“The state of Nevada simply didn’t want individuals to be motivated by money,” he said. “That very well could cause people to make up names on voter registration cards and present false information.”
That’s what state investigators were looking for during a seven-month investigation into ACORN that began when the Attorney General’s Office raided the organization’s Las Vegas office in October 2008.
Although no charges of fraud were filed, investigators learned of the bonus program and allegations the office required canvassers to collect 20 cards per shift or risk being fired, Colin Haynes, an investigator for the Secretary of State’s Office, said in testimony on Tuesday.
The prosecution presented payroll spreadsheets taken from ACORN’s computers that list bonuses with “blackjack” or some variation of “21+” in a comment section.
Prosecutors also introduced an e-mail from Kimberly Olsen, ACORN’s director of voter registration, questioning Edwards and other field directors about the spreadsheets.
The e-mail, however, doesn’t tell Edwards to stop the bonus program, Hafen said.
“ACORN had an opportunity, if they wanted to, to tell him, Mr. Edwards, not to do the bonus program but they never did,” Hafen said.
Hafen said no charges would be filed against Olsen because there was no evidence that she aided in the program.
Kevin Stolworthy, Busefink’s lawyer, said she rejected an offer from the prosecution similar to what Edwards accepted.
“She’s not going to admit to something that’s not true,” he said. “We’re going to take this to trial.”
Lisa Rasmussen, ACORN’s attorney, said the state is using an unconstitutional law to prosecute the organization and plans to challenge it in court.
She said the law, as written, violates the First Amendment right to petition and gather registration cards.
It’s also the first time this particular law has been used to prosecute someone since its adoption in 1993, Rasmussen said.
“It’s vague and it’s ambiguous,” she said.
Rasmussen said the state’s own video interviews of ACORN canvassers show some of them admitted to committing fraud by making up names on applications.
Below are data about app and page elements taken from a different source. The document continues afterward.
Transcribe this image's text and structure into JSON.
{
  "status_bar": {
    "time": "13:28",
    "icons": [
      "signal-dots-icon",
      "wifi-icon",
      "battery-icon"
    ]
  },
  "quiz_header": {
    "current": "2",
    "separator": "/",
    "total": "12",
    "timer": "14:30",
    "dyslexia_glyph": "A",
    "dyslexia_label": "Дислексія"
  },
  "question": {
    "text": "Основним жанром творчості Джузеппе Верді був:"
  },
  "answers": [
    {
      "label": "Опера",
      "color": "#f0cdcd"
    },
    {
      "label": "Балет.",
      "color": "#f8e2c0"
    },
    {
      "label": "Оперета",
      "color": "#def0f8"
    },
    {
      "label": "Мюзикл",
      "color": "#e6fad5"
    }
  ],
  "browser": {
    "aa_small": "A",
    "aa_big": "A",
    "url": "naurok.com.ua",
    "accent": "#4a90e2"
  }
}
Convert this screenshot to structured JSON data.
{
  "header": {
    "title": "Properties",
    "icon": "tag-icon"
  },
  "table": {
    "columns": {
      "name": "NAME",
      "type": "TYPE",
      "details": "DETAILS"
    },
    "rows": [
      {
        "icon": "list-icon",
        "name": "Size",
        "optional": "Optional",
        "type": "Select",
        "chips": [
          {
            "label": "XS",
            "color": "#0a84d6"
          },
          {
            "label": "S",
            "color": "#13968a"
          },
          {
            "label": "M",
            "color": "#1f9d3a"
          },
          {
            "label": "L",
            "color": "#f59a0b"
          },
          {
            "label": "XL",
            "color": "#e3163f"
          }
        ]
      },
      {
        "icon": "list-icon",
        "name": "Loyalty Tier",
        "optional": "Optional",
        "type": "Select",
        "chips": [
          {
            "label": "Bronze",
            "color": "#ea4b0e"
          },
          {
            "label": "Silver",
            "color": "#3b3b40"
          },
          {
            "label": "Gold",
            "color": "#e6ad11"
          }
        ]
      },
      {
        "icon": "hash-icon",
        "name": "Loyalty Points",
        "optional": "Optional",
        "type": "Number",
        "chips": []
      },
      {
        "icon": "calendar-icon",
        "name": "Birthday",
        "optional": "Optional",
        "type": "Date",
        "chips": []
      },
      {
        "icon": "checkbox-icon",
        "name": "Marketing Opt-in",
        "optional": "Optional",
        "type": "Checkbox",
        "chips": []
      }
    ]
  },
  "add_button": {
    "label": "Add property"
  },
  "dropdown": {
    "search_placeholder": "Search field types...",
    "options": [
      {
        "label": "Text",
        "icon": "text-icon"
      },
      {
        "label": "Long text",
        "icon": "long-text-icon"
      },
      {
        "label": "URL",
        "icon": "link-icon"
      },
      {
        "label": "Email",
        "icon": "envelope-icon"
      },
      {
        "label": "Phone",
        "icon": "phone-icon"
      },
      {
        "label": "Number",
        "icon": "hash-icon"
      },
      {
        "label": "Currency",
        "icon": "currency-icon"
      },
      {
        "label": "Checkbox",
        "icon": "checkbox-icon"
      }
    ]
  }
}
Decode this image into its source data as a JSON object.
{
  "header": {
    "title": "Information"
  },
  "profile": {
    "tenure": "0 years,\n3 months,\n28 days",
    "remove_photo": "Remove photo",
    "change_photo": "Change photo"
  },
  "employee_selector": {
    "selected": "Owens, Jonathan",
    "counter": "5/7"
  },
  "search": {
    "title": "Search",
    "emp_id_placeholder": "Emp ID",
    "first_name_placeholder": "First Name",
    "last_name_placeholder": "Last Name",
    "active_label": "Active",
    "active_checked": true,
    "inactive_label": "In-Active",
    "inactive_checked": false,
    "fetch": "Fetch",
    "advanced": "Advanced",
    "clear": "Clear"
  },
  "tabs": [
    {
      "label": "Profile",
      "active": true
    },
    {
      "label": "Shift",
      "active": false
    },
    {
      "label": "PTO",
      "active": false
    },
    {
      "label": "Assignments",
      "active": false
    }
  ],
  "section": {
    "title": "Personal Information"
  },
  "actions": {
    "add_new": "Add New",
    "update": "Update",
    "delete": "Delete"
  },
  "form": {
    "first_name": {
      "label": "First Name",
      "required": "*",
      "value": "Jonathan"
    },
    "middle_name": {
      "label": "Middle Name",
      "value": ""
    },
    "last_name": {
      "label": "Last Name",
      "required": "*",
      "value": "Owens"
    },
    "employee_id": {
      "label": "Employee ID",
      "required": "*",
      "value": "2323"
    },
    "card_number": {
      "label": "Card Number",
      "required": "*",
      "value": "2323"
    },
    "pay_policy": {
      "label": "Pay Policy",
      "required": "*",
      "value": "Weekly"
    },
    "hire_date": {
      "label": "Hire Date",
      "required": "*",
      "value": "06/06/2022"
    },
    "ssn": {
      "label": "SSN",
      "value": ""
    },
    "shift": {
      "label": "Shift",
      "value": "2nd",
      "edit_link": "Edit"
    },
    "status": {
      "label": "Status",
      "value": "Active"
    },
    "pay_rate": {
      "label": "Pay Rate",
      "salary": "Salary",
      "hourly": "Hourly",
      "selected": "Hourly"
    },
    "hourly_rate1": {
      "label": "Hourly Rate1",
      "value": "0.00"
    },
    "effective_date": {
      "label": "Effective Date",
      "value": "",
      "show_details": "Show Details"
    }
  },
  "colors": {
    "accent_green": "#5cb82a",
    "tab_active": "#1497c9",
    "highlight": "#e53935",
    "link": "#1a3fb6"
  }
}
None of them have been charged, which shows the state is only targeting the organization, she said.
“This I really all about going after ACORN and making a name for themselves in the Secretary of State’s Office and the Attorney General’s Office, and it’s really unfortunate,” Rasmussen said. “A lot of people voted who would not have otherwise been registered to vote.”
Hafen said the investigation is over and called the allegations that the two state offices are politically motivated in prosecuting the group “absurd.”
He said it wasn’t possible to connect the fraudulent cards with the canvassers who falsified them because ACORN didn’t track that information.
“There’s no evidence at all before this court that indicate that any of this is of a political nature,” he said.
Toward the end of the 2008 presidential campaign, some supporters of Republican John McCain claimed that ACORN was trying to fraudulently register voters in support of the Democratic candidate, Barack Obama.
Clark County Registrar of Voters Larry Lomax first raised the issue of fraud after finding cards with football team names on them that were turned in by ACORN.
In Clark County, the organization turned in about 91,000 completed cards of which more than 23,000 were valid new voters. A portion of the others, as many as 29,000, were valid but not new voters, said Matthew Henderson, ACORN’s general counsel.
ACORN aided Lomax’s office is weeding out the fraudulent forms, Haynes said.
“Nevada has one of the lowest registration rates in the country and rather than do something about it, they are prosecuting the one organization that did do something about it,” he said.